The Japanese character for rice paddy is ta. It is a simple, stylish character which depicts equally divided rice paddies, representing fairness and sharing.
Rice farming is an integral weave in the tapestry of Japanese cultural identity. There are thousands of haiku poems about rice. The rice paddy kanji ta (sometimes pronounce da) is in surnames such as Tanaka, Fujita, Yamada, Akita, among many more.
In short, rice is in Japan’s collective DNA.
Organized rice cultivation in Japan began during the iron-age. Since then, it has permeated every aspect of Japanese culture and daily life.
You cannot think of a traditional Japanese meal without rice. The word for cooked rice in Japanese, gohan, is synonymous with the word for meal. When food is ready, mothers announce it to their children by saying gohan desuyo (lunch is ready). Friends and office workers commonly ask each other gohan mo tabeta? (have you already eaten?) to inquire if he or she wants to share a meal.
But this is only where the story begins. Japanese use rice to make vinegar, flour, and alcohol. They make rice bran oil from it, use its powder to beautify skin and even put it in soap. They use the straws (wara) to make tatami mats, weave it to make rope, sandals (waraji) and beautiful baskets.

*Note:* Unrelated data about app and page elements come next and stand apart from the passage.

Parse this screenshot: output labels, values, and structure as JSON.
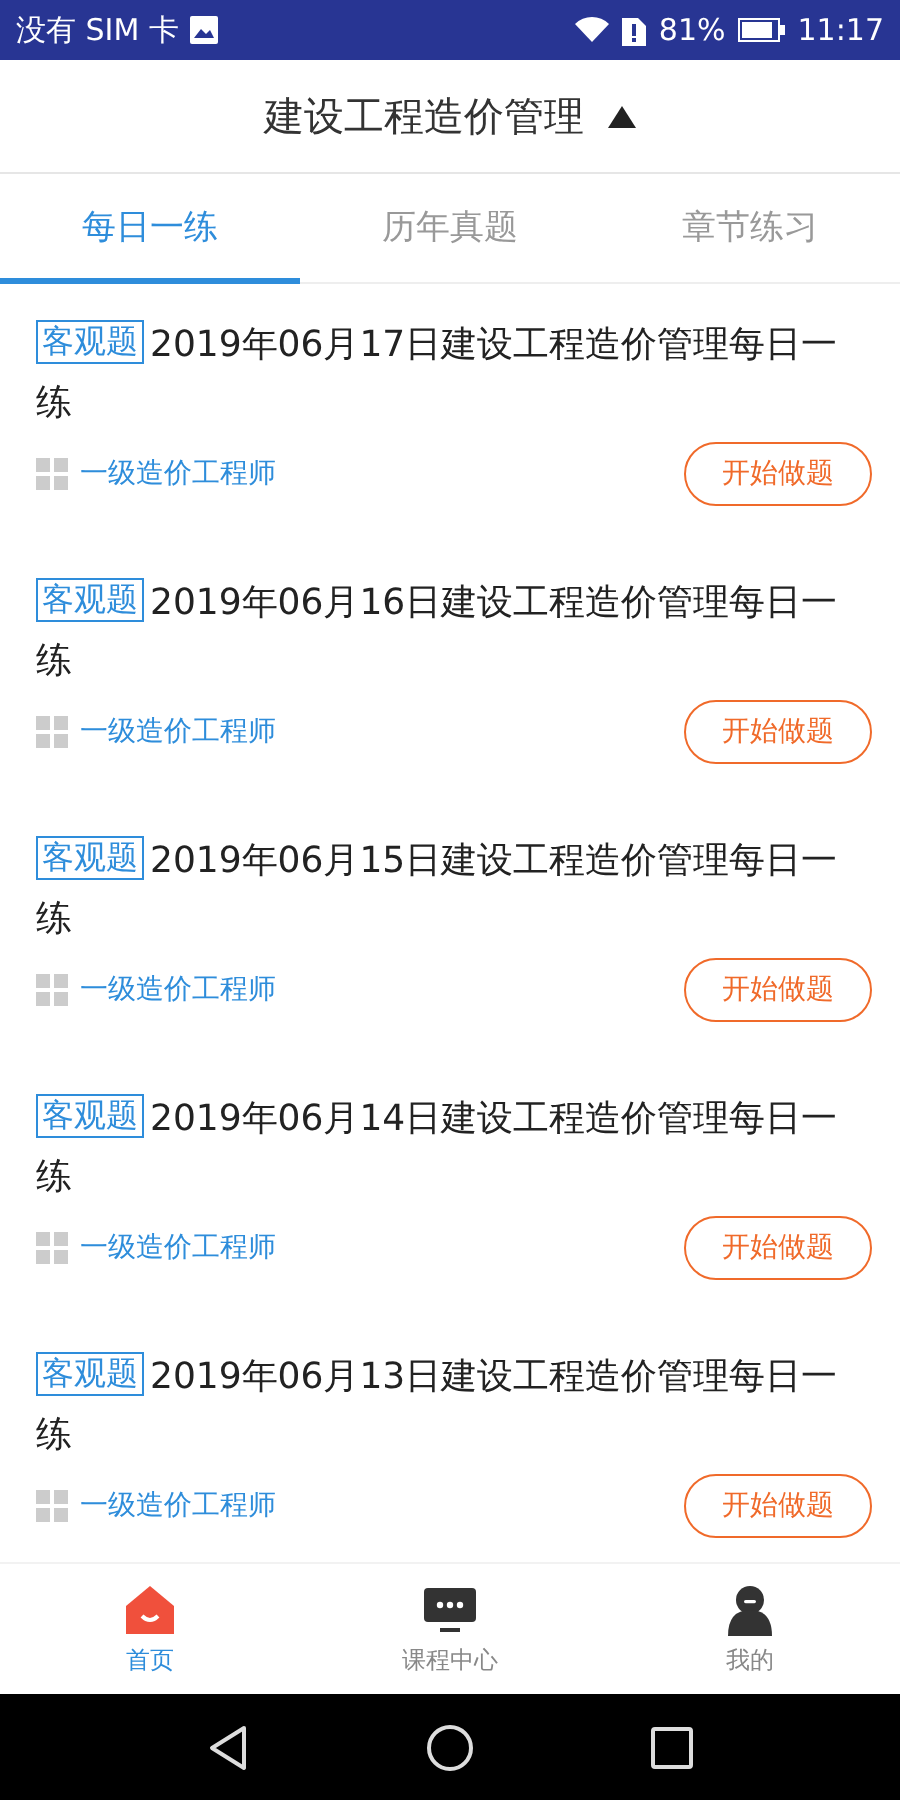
{
  "status_bar": {
    "carrier": "没有 SIM 卡",
    "battery": "81%",
    "time": "11:17"
  },
  "header": {
    "title": "建设工程造价管理",
    "expanded": true
  },
  "tabs": [
    {
      "label": "每日一练",
      "selected": true
    },
    {
      "label": "历年真题",
      "selected": false
    },
    {
      "label": "章节练习",
      "selected": false
    }
  ],
  "items": [
    {
      "tag": "客观题",
      "title": "2019年06月17日建设工程造价管理每日一练",
      "category": "一级造价工程师",
      "button": "开始做题"
    },
    {
      "tag": "客观题",
      "title": "2019年06月16日建设工程造价管理每日一练",
      "category": "一级造价工程师",
      "button": "开始做题"
    },
    {
      "tag": "客观题",
      "title": "2019年06月15日建设工程造价管理每日一练",
      "category": "一级造价工程师",
      "button": "开始做题"
    },
    {
      "tag": "客观题",
      "title": "2019年06月14日建设工程造价管理每日一练",
      "category": "一级造价工程师",
      "button": "开始做题"
    },
    {
      "tag": "客观题",
      "title": "2019年06月13日建设工程造价管理每日一练",
      "category": "一级造价工程师",
      "button": "开始做题"
    }
  ],
  "bottom_nav": [
    {
      "kind": "home",
      "label": "首页",
      "selected": true
    },
    {
      "kind": "course",
      "label": "课程中心",
      "selected": false
    },
    {
      "kind": "profile",
      "label": "我的",
      "selected": false
    }
  ]
}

Perhaps most importantly, the Japanese consider collective rice farming as a central pillar of their communities — living and working together in harmony, caring for the land and being grateful to the heavens for its gifts.